The fourth round of virtual negotiations ended in bitter deadlock on Friday with EU chief negotiator Michel Barnier accusing the Prime Minister of “backtracking” on his own pledges. UK chief negotiator David Frost said “positive” negotiations would continue but admitted: “Progress remains limited”. Mr Johnson is expected to hold a video call with EU President Ursual von der Leyen, European Council president Charles Michel and the president of the European Parliament, David-Maria Sassoli in around a fortnight.
The UK previously threatened to walk away from talks at the end of June if there wasn’t enough progress.
Ending talks would mean that when the transition period – which continues all EU laws – finishes on December 31 there will be no replacement trade deal in place.
But both sides yesterday said they could continue through the summer if needed.
A senior UK negotiating official said the negotiations would carry on into July but warned they could not continue indefinitely.
“We are not up for a long negotiation over the next months well into the autumn where nobody knows what is going to happen. October is too late for us to conclude this,” the official said.
“We need to work intensively now and into July to see if we can find the high-level trade-offs that unlock a deal within all our important negotiating parameters.”
But Mr Barnier blasted the UK’s approach, claiming it was rowing back on promises in the Political Declaration – a key document agreed between both sides last year.
He said talks could technically continue as late as October 31 and he hoped for “some common ground” by autumn.
But he also warned: “We are moving towards the moment of truth”.

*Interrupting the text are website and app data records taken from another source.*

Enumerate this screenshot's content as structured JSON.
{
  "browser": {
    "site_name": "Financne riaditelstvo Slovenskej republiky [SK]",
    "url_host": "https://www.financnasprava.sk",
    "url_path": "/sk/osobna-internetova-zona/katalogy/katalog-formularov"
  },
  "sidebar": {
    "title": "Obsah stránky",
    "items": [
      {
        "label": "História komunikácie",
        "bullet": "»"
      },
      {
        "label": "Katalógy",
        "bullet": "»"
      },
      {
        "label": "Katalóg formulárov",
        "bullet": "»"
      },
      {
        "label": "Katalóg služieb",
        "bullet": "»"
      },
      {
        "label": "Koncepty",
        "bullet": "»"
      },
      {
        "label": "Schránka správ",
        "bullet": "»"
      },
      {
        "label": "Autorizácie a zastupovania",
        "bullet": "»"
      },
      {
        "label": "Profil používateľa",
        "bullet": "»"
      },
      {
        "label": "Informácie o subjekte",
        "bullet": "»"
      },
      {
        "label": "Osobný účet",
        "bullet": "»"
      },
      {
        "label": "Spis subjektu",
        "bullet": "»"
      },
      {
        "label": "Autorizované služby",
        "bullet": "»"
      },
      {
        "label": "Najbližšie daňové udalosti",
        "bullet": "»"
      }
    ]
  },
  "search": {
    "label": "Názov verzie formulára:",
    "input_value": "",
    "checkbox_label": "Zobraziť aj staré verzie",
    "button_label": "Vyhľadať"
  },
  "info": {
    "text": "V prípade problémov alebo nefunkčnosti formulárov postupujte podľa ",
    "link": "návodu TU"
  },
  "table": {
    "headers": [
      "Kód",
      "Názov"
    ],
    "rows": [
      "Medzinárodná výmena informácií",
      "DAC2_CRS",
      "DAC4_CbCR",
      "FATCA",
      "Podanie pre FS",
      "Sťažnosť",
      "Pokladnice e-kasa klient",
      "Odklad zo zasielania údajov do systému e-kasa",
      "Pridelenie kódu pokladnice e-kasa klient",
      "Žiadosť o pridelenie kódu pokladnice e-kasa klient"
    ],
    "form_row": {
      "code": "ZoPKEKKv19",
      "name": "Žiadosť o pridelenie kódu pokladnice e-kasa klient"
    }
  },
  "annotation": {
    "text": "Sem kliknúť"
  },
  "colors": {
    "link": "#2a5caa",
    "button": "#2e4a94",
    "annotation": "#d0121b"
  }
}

Mr Barnier said there were “serious areas of blockage” including fishing, police and security co-operation and a so-called “level playing field” on trade rules.
He said: “My responsibility is to speak the truth.
“And to tell the truth this week there have been no significant areas of progress”.
He claimed the UK’s insistence on its own fishing rules, which would bar EU fishermen from fishing freely in UK waters in favour of an annual quota system, was “not even technically possible”.
In a statement, Mr Frost said: “Progress remains limited but our talks have been positive in tone. Negotiations will continue and we remain committed to a successful outcome.
“We are now at an important moment for these talks. We are close to reaching the limits of what we can achieve through the format of remote formal rounds.
“If we are to make progress, it is clear that we must intensify and accelerate our work. We are discussing with the commission how this can best be done.
“For our part we are willing to work hard to see whether at least the outline of a balanced agreement, covering all issues, can be reached soon.”
The senior UK negotiating official suggested Britain could accept tariffs on a “small number” of goods – such as some agricultural products – if the EU dropped its demands for a “level playing field”.
“We floated that. It fell slightly on stony ground at the moment but it is still in there in the discussions,” the official said.
“Obviously we would rather not go there but if it is what helps make progress, then we are willing to talk about that.
“We will have to see if we get into those discussions and then see where it settles. We are not at that point yet.”
Published at Fri, 05 Jun 2020 16:52:00 +0000